A warranty is a guarantee given by the seller to the buyer that a horse answers the description given of it at the time of sale.

Such a warranty forms no essential part in the sale of a horse, but so risky is it to purchase without one, that in the sale of valuable animals it is rarely dispensed with. No special form of words is necessary to create a warranty, nor need they be in writing, though, to avoid disputes or litigation, it is obviously prudent to obtain a written warranty wherever possible. Mutatis mutandis, a warranty usually runs somewhat as follows:-

" Received of Mr. John Jones of Newborough the sum of fifty guineas for a chestnut mare, warranted quiet to ride and drive. Wm. Brown.

"Peterborough, March 14 th, 19 -----."

Such a warranty need not be, and in fact rarely is, written at the time the warranty is given. All it amounts to is a memorandum of such warranty, reduced to writing at the time the money is paid.

No stamp is required beyond the receipt stamp, and if the warranty be on a piece of paper distinct from the receipt, even this is unnecessary. (Skime v. Elmore, 2 Camp. 407, citing Brown and Try.) Where a written receipt is given, but no mention is made of warranty, such warranty may be proved by parole or oral evidence. (Allen v. Pink, 4 M. v. W. 140.) It should be noted that though the words "warrant" and "sound" constantly occur in warranties, such words are not essential, as already intimated.

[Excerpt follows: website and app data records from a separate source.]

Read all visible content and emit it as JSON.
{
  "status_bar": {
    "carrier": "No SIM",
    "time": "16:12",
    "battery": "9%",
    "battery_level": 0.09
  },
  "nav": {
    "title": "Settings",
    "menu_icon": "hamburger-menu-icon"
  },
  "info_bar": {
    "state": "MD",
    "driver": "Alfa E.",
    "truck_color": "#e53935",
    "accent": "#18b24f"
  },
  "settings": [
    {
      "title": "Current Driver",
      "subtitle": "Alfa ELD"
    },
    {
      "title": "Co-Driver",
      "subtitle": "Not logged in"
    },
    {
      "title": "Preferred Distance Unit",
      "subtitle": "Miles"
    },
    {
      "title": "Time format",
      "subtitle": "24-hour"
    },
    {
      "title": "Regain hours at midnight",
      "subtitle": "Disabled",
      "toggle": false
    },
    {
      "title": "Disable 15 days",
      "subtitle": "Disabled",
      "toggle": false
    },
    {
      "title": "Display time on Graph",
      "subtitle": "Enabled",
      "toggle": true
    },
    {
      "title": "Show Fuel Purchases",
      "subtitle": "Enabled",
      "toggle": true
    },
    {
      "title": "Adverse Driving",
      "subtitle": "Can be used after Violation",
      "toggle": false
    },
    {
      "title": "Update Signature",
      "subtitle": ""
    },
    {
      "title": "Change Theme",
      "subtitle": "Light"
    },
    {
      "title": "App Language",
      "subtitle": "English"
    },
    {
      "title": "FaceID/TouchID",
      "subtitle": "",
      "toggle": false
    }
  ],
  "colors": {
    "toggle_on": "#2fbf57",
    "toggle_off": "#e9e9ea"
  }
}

In Paisley v. Freeman, 1789 (2 Smith's leading cases), Mr. Justice Buller says: "It was rightly held by Holt, Chief-justice (in Cross v. Gardner, Carthew 90, 1689), and has been uniformly adopted ever since, that an affirmation at the time of a sale is a warranty, provided it appears in evidence to have been so intended ". Whether a warranty is intended or not is a question of fact for the jury.